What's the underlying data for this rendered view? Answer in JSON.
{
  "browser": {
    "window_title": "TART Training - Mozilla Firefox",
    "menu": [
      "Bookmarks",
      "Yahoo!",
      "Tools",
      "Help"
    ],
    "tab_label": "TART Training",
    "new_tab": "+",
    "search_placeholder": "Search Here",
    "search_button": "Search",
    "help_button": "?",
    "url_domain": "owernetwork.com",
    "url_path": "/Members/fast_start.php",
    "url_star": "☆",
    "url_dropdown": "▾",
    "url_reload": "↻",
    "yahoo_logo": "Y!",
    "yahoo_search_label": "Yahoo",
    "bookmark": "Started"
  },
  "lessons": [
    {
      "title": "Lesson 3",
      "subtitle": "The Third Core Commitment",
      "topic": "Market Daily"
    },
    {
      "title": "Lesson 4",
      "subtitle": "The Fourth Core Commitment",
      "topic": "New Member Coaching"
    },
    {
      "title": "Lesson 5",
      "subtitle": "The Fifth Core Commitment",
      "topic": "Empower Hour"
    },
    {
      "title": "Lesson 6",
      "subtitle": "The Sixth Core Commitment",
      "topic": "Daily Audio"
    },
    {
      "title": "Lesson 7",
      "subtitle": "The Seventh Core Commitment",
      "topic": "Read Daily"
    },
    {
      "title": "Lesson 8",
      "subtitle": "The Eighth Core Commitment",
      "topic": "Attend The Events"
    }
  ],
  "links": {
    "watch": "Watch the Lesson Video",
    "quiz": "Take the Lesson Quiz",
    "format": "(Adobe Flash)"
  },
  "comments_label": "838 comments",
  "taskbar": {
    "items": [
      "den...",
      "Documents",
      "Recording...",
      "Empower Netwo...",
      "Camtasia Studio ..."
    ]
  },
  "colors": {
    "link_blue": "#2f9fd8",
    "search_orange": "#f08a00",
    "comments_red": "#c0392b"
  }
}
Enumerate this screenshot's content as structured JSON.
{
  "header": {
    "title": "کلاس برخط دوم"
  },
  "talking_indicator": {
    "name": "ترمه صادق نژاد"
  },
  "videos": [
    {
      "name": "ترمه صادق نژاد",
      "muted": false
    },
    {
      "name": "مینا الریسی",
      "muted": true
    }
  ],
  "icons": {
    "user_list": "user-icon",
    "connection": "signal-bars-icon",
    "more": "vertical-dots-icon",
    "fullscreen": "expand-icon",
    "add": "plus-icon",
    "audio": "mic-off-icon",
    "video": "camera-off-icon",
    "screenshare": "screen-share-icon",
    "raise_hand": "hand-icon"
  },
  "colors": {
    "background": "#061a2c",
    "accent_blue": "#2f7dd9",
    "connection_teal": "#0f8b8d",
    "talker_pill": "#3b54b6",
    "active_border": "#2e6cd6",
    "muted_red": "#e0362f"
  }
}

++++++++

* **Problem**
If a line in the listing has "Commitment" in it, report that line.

* **Answer to this task**
      "subtitle": "The Third Core Commitment",
      "subtitle": "The Fourth Core Commitment",
      "subtitle": "The Fifth Core Commitment",
      "subtitle": "The Sixth Core Commitment",
      "subtitle": "The Seventh Core Commitment",
      "subtitle": "The Eighth Core Commitment",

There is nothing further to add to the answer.